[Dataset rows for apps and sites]
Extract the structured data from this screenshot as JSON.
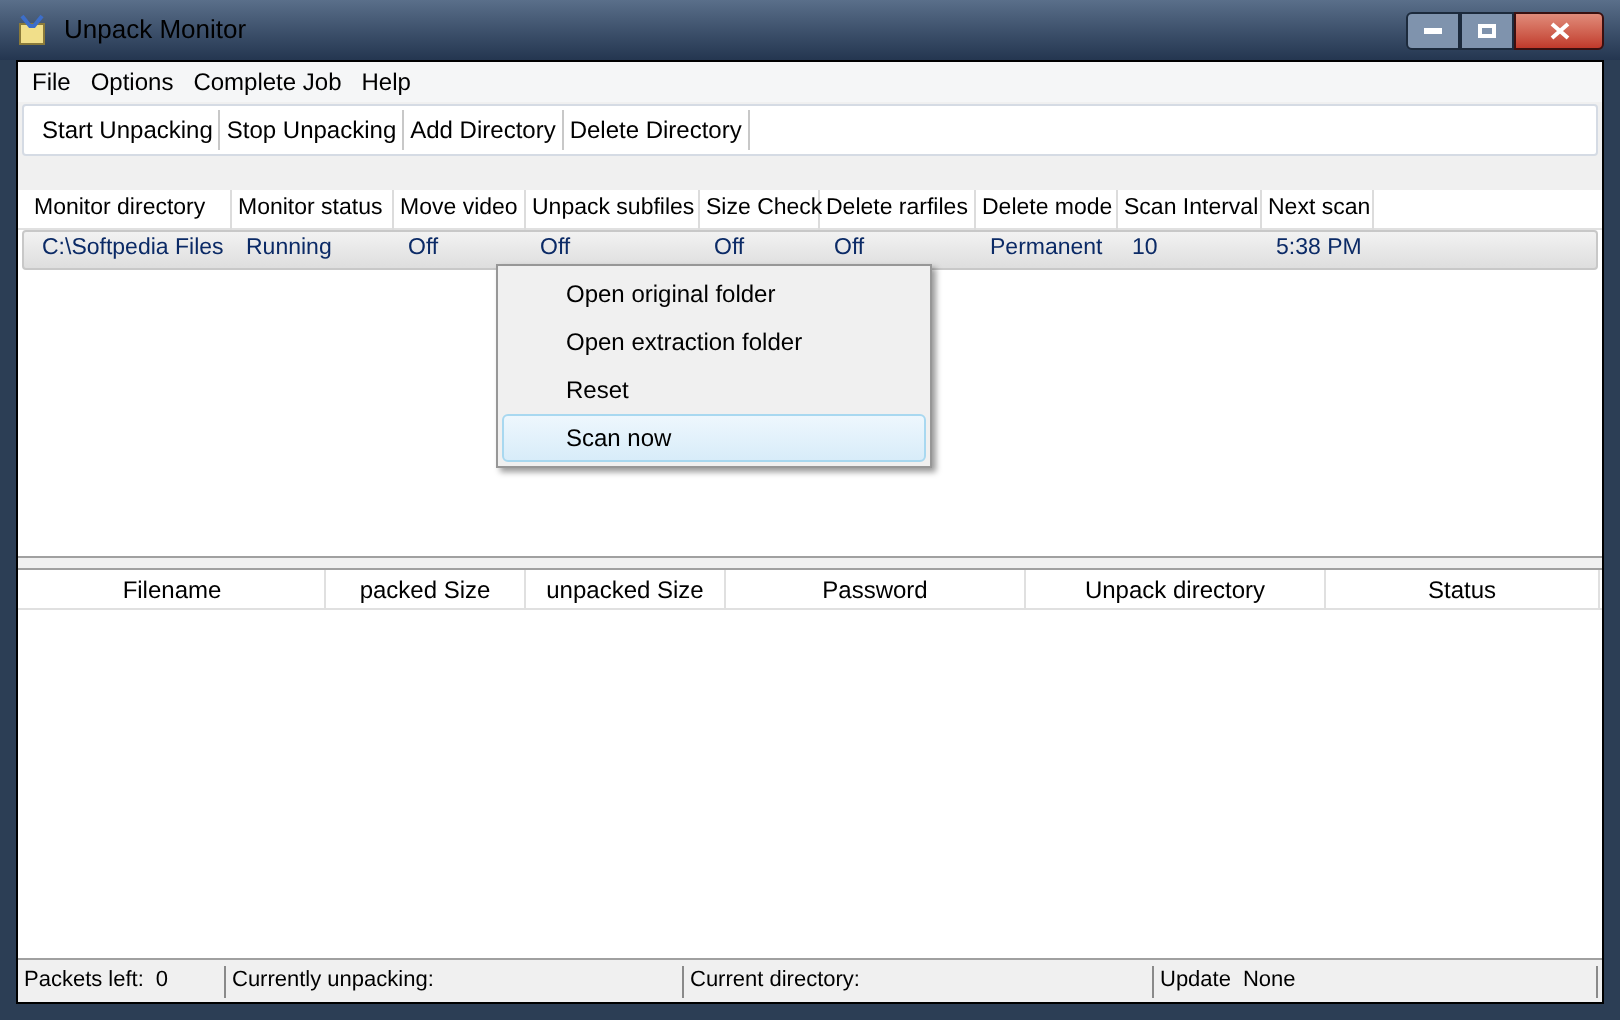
{
  "window": {
    "title": "Unpack Monitor"
  },
  "menu": [
    "File",
    "Options",
    "Complete Job",
    "Help"
  ],
  "toolbar": [
    "Start Unpacking",
    "Stop Unpacking",
    "Add Directory",
    "Delete Directory"
  ],
  "monitor_table": {
    "columns": [
      "Monitor directory",
      "Monitor status",
      "Move video",
      "Unpack subfiles",
      "Size Check",
      "Delete rarfiles",
      "Delete mode",
      "Scan Interval",
      "Next scan"
    ],
    "rows": [
      {
        "selected": true,
        "cells": [
          "C:\\Softpedia Files",
          "Running",
          "Off",
          "Off",
          "Off",
          "Off",
          "Permanent",
          "10",
          "5:38 PM"
        ]
      }
    ]
  },
  "context_menu": [
    {
      "label": "Open original folder",
      "selected": false
    },
    {
      "label": "Open extraction folder",
      "selected": false
    },
    {
      "label": "Reset",
      "selected": false
    },
    {
      "label": "Scan now",
      "selected": true
    }
  ],
  "files_table": {
    "columns": [
      "Filename",
      "packed Size",
      "unpacked Size",
      "Password",
      "Unpack directory",
      "Status"
    ]
  },
  "status_bar": [
    {
      "label": "Packets left:",
      "value": "0"
    },
    {
      "label": "Currently unpacking:"
    },
    {
      "label": "Current directory:"
    },
    {
      "label": "Update",
      "value": "None"
    }
  ]
}
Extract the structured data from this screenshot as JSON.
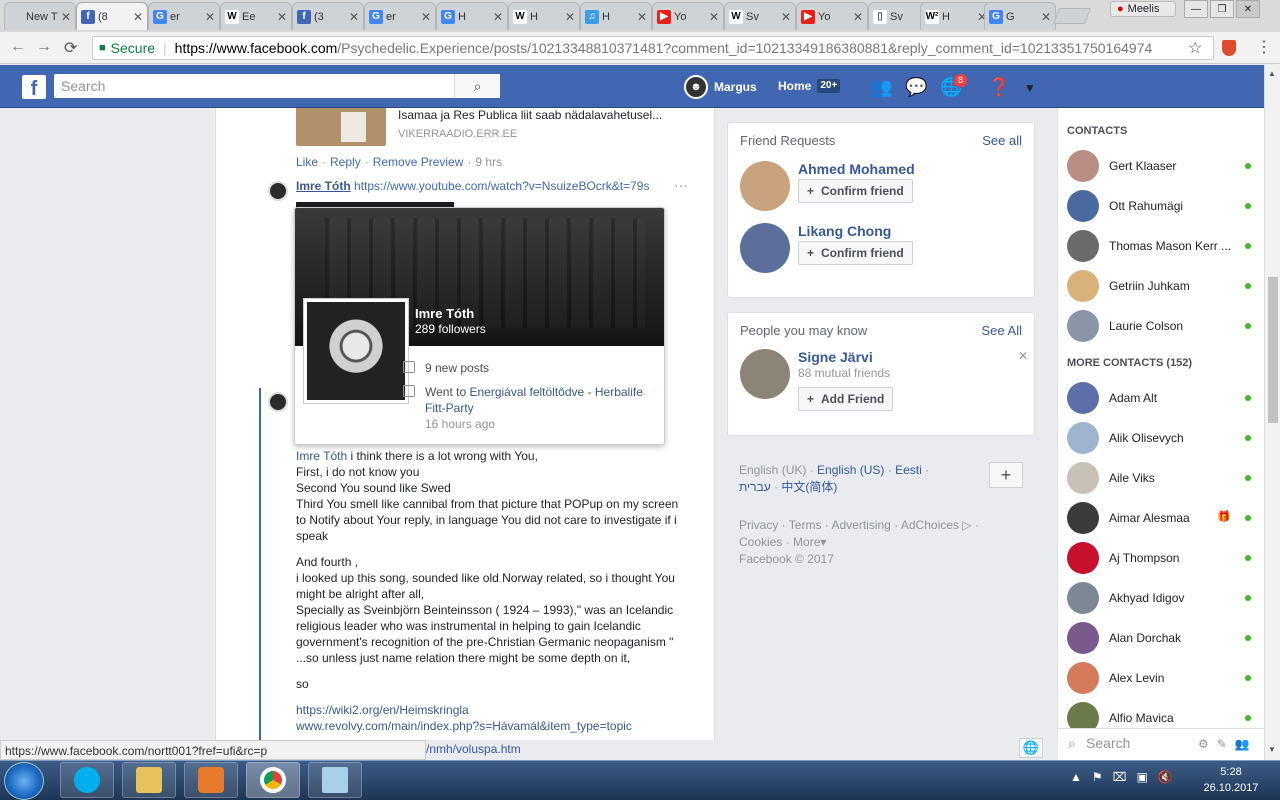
{
  "browser": {
    "tabs": [
      {
        "title": "New T",
        "icon_color": "#cfd3d6",
        "icon": ""
      },
      {
        "title": "(8",
        "icon_color": "#4267b2",
        "icon": "f"
      },
      {
        "title": "er",
        "icon_color": "#4285f4",
        "icon": "G"
      },
      {
        "title": "Ee",
        "icon_color": "#ffffff",
        "icon": "W"
      },
      {
        "title": "(3",
        "icon_color": "#4267b2",
        "icon": "f"
      },
      {
        "title": "er",
        "icon_color": "#4285f4",
        "icon": "G"
      },
      {
        "title": "H",
        "icon_color": "#4285f4",
        "icon": "G"
      },
      {
        "title": "H",
        "icon_color": "#ffffff",
        "icon": "W"
      },
      {
        "title": "H",
        "icon_color": "#3a9de8",
        "icon": "♫"
      },
      {
        "title": "Yo",
        "icon_color": "#e62117",
        "icon": "▶"
      },
      {
        "title": "Sv",
        "icon_color": "#ffffff",
        "icon": "W"
      },
      {
        "title": "Yo",
        "icon_color": "#e62117",
        "icon": "▶"
      },
      {
        "title": "Sv",
        "icon_color": "#ffffff",
        "icon": "▯"
      },
      {
        "title": "H",
        "icon_color": "#ffffff",
        "icon": "W²"
      },
      {
        "title": "G",
        "icon_color": "#4285f4",
        "icon": "G"
      }
    ],
    "profile_name": "Meelis",
    "secure_label": "Secure",
    "url_domain": "https://www.facebook.com",
    "url_path": "/Psychedelic.Experience/posts/10213348810371481?comment_id=10213349186380881&reply_comment_id=10213351750164974"
  },
  "fb_header": {
    "search_placeholder": "Search",
    "user_name": "Margus",
    "home_label": "Home",
    "home_count": "20+",
    "notification_count": "8"
  },
  "feed": {
    "preview_title": "Isamaa ja Res Publica liit saab nädalavahetusel...",
    "preview_domain": "VIKERRAADIO.ERR.EE",
    "actions": [
      "Like",
      "Reply",
      "Remove Preview"
    ],
    "actions_time": "9 hrs",
    "comment_author": "Imre Tóth",
    "comment_link": "https://www.youtube.com/watch?v=NsuizeBOcrk&t=79s",
    "hovercard": {
      "name": "Imre Tóth",
      "followers": "289 followers",
      "new_posts": "9 new posts",
      "went_to_prefix": "Went to ",
      "went_to_place": "Energiával feltöltődve - Herbalife Fitt-Party",
      "went_to_time": "16 hours ago"
    },
    "reply_mention": "Imre Tóth",
    "reply_p1": [
      " i think there is a lot wrong with You,",
      "First, i do not know you",
      "Second You sound like Swed",
      "Third You smell like cannibal from that picture that POPup on my screen to Notify about Your reply, in language You did not care to investigate if i speak"
    ],
    "reply_p2": [
      "And fourth ,",
      "i looked up this song, sounded like old Norway related, so i thought You might be alright after all,",
      "Specially as Sveinbjörn Beinteinsson ( 1924 – 1993),\" was an Icelandic religious leader who was instrumental in helping to gain Icelandic government's recognition of the pre-Christian Germanic neopaganism \"",
      "...so unless just name relation there might be some depth on it,"
    ],
    "reply_p3": "so",
    "links": [
      "https://wiki2.org/en/Heimskringla",
      "www.revolvy.com/main/index.php?s=Hávamál&item_type=topic"
    ],
    "link_partial": "/nmh/voluspa.htm"
  },
  "right_col": {
    "friend_requests_title": "Friend Requests",
    "friend_requests_see_all": "See all",
    "friend_requests": [
      {
        "name": "Ahmed Mohamed",
        "button": "Confirm friend",
        "avatar_color": "#c9a27e"
      },
      {
        "name": "Likang Chong",
        "button": "Confirm friend",
        "avatar_color": "#5b6f9c"
      }
    ],
    "pymk_title": "People you may know",
    "pymk_see_all": "See All",
    "pymk": {
      "name": "Signe Järvi",
      "mutual": "88 mutual friends",
      "button": "Add Friend",
      "avatar_color": "#8d8478"
    },
    "languages": [
      "English (UK)",
      "English (US)",
      "Eesti",
      "עברית",
      "中文(简体)"
    ],
    "footer_links": [
      "Privacy",
      "Terms",
      "Advertising",
      "AdChoices",
      "Cookies",
      "More"
    ],
    "copyright": "Facebook © 2017"
  },
  "chat": {
    "contacts_title": "CONTACTS",
    "contacts": [
      {
        "name": "Gert Klaaser",
        "color": "#b98e84"
      },
      {
        "name": "Ott Rahumägi",
        "color": "#4a6aa0"
      },
      {
        "name": "Thomas Mason Kerr ...",
        "color": "#6b6b6b"
      },
      {
        "name": "Getriin Juhkam",
        "color": "#d9b27a"
      },
      {
        "name": "Laurie Colson",
        "color": "#8a96a8"
      }
    ],
    "more_title": "MORE CONTACTS (152)",
    "more_contacts": [
      {
        "name": "Adam Alt",
        "color": "#5d6fa8"
      },
      {
        "name": "Alik Olisevych",
        "color": "#9fb4cf"
      },
      {
        "name": "Aile Viks",
        "color": "#c7c1b8"
      },
      {
        "name": "Aimar Alesmaa",
        "color": "#3b3b3b"
      },
      {
        "name": "Aj Thompson",
        "color": "#c8102e"
      },
      {
        "name": "Akhyad Idigov",
        "color": "#7d8795"
      },
      {
        "name": "Alan Dorchak",
        "color": "#7a5a8c"
      },
      {
        "name": "Alex Levin",
        "color": "#d57a5a"
      },
      {
        "name": "Alfio Mavica",
        "color": "#6b7a4a"
      }
    ],
    "search_placeholder": "Search"
  },
  "status_url": "https://www.facebook.com/nortt001?fref=ufi&rc=p",
  "taskbar": {
    "time": "5:28",
    "date": "26.10.2017"
  }
}
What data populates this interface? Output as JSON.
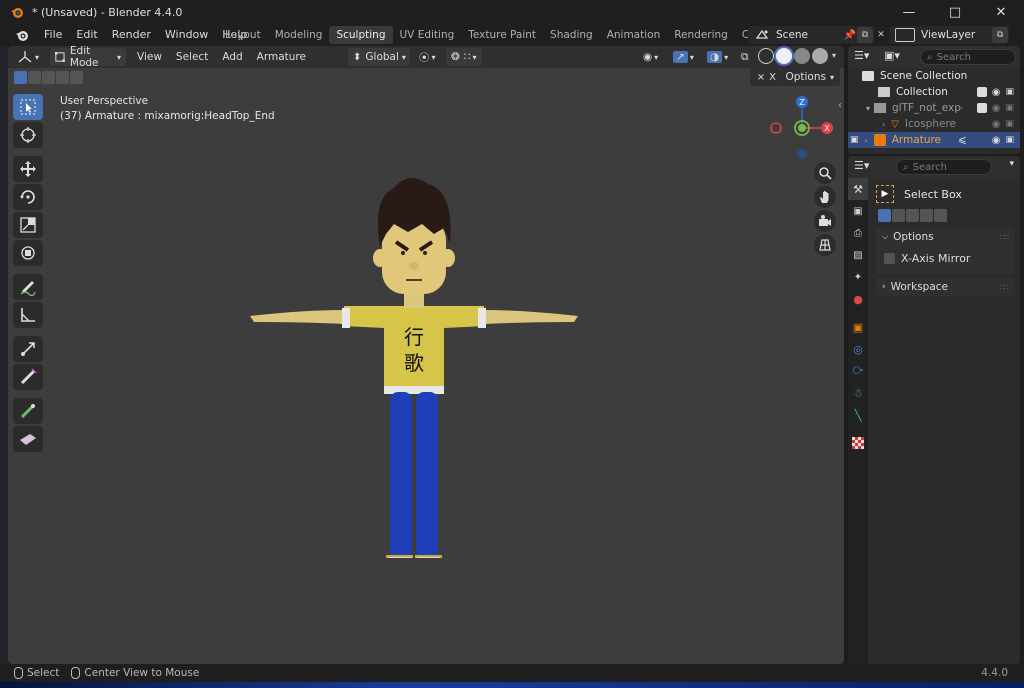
{
  "window": {
    "title": "* (Unsaved) - Blender 4.4.0",
    "controls": [
      "minimize-icon",
      "maximize-icon",
      "close-icon"
    ]
  },
  "menu": [
    "File",
    "Edit",
    "Render",
    "Window",
    "Help"
  ],
  "workspaces": [
    "Layout",
    "Modeling",
    "Sculpting",
    "UV Editing",
    "Texture Paint",
    "Shading",
    "Animation",
    "Rendering",
    "Compositing"
  ],
  "active_workspace": "Sculpting",
  "scene": "Scene",
  "view_layer": "ViewLayer",
  "viewport": {
    "mode": "Edit Mode",
    "menus": [
      "View",
      "Select",
      "Add",
      "Armature"
    ],
    "transform_orientation": "Global",
    "options_label": "Options",
    "x_label": "X",
    "info_line1": "User Perspective",
    "info_line2": "(37) Armature : mixamorig:HeadTop_End",
    "gizmo": {
      "z": "Z",
      "x": "X"
    },
    "shirt_text": [
      "行",
      "歌"
    ],
    "colors": {
      "shirt": "#d7c54a",
      "pants": "#1f3fb8",
      "skin": "#e0c77a",
      "hair": "#2a1a16",
      "bg": "#3d3d3d"
    }
  },
  "outliner": {
    "search_placeholder": "Search",
    "rows": [
      {
        "label": "Scene Collection"
      },
      {
        "label": "Collection"
      },
      {
        "label": "glTF_not_exported"
      },
      {
        "label": "Icosphere"
      },
      {
        "label": "Armature"
      }
    ]
  },
  "properties": {
    "search_placeholder": "Search",
    "tool_name": "Select Box",
    "options_label": "Options",
    "x_axis_mirror": "X-Axis Mirror",
    "workspace_label": "Workspace"
  },
  "status": {
    "select": "Select",
    "center": "Center View to Mouse",
    "version": "4.4.0"
  }
}
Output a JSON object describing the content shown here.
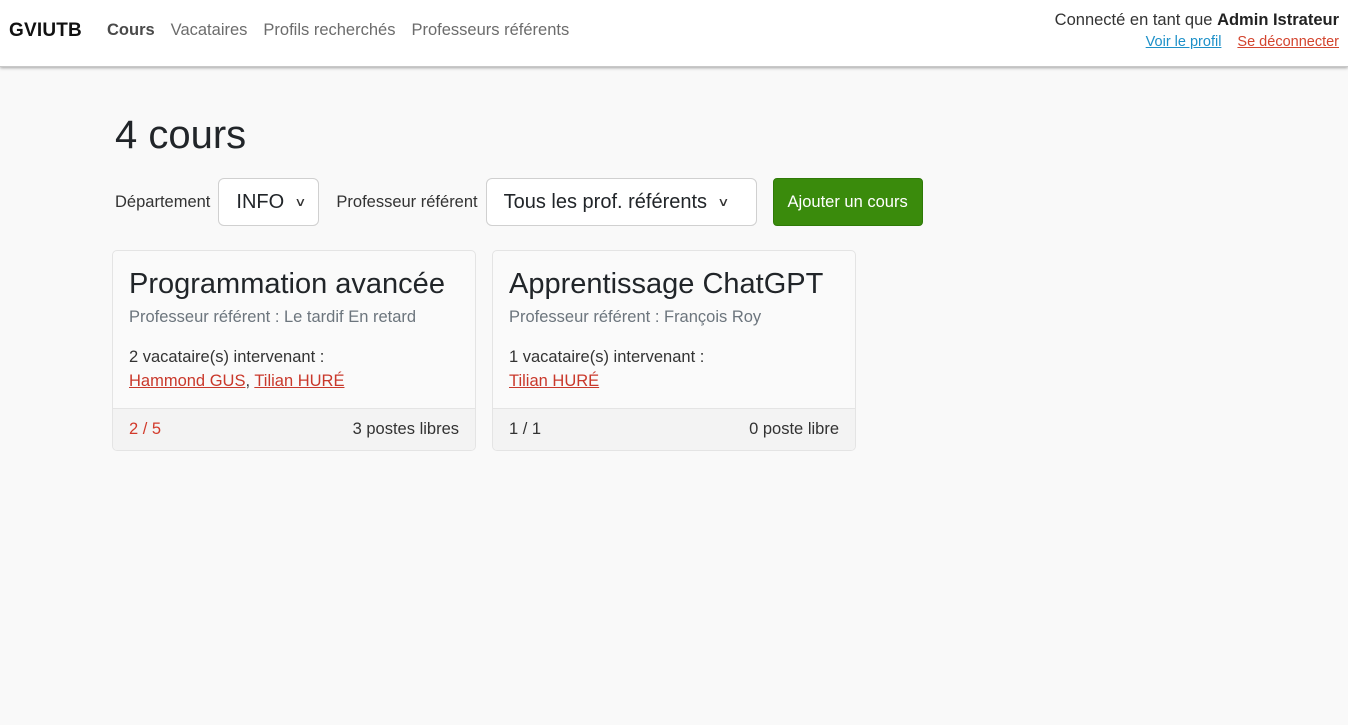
{
  "navbar": {
    "brand": "GVIUTB",
    "links": [
      {
        "label": "Cours",
        "active": true
      },
      {
        "label": "Vacataires"
      },
      {
        "label": "Profils recherchés"
      },
      {
        "label": "Professeurs référents"
      }
    ],
    "user": {
      "prefix": "Connecté en tant que",
      "name": "Admin Istrateur",
      "profile_link": "Voir le profil",
      "logout_link": "Se déconnecter"
    }
  },
  "main": {
    "title": "4 cours",
    "filters": {
      "dept_label": "Département",
      "dept_value": "INFO",
      "prof_label": "Professeur référent",
      "prof_value": "Tous les prof. référents",
      "add_button": "Ajouter un cours"
    },
    "cards": [
      {
        "title": "Programmation avancée",
        "prof": "Professeur référent : Le tardif En retard",
        "vacataires_label": "2 vacataire(s) intervenant :",
        "vacataires": [
          "Hammond GUS",
          "Tilian HURÉ"
        ],
        "separator": ", ",
        "ratio": "2 / 5",
        "postes": "3 postes libres"
      },
      {
        "title": "Apprentissage ChatGPT",
        "prof": "Professeur référent : François Roy",
        "vacataires_label": "1 vacataire(s) intervenant :",
        "vacataires": [
          "Tilian HURÉ"
        ],
        "ratio": "1 / 1",
        "postes": "0 poste libre"
      }
    ]
  },
  "colors": {
    "accent_green": "#3a8b0c",
    "link_blue": "#1d90c8",
    "link_red": "#c9382b",
    "background": "#f9f9f9"
  },
  "icons": {
    "select_chevron": "chevron-down-icon"
  }
}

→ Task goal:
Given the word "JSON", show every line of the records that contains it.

→ Reply:
Extract the structured data from this screenshot as JSON.
Extract the structured data from this screenshot as JSON.
What data populates this interface? Output as JSON.
Output a JSON object describing the content shown here.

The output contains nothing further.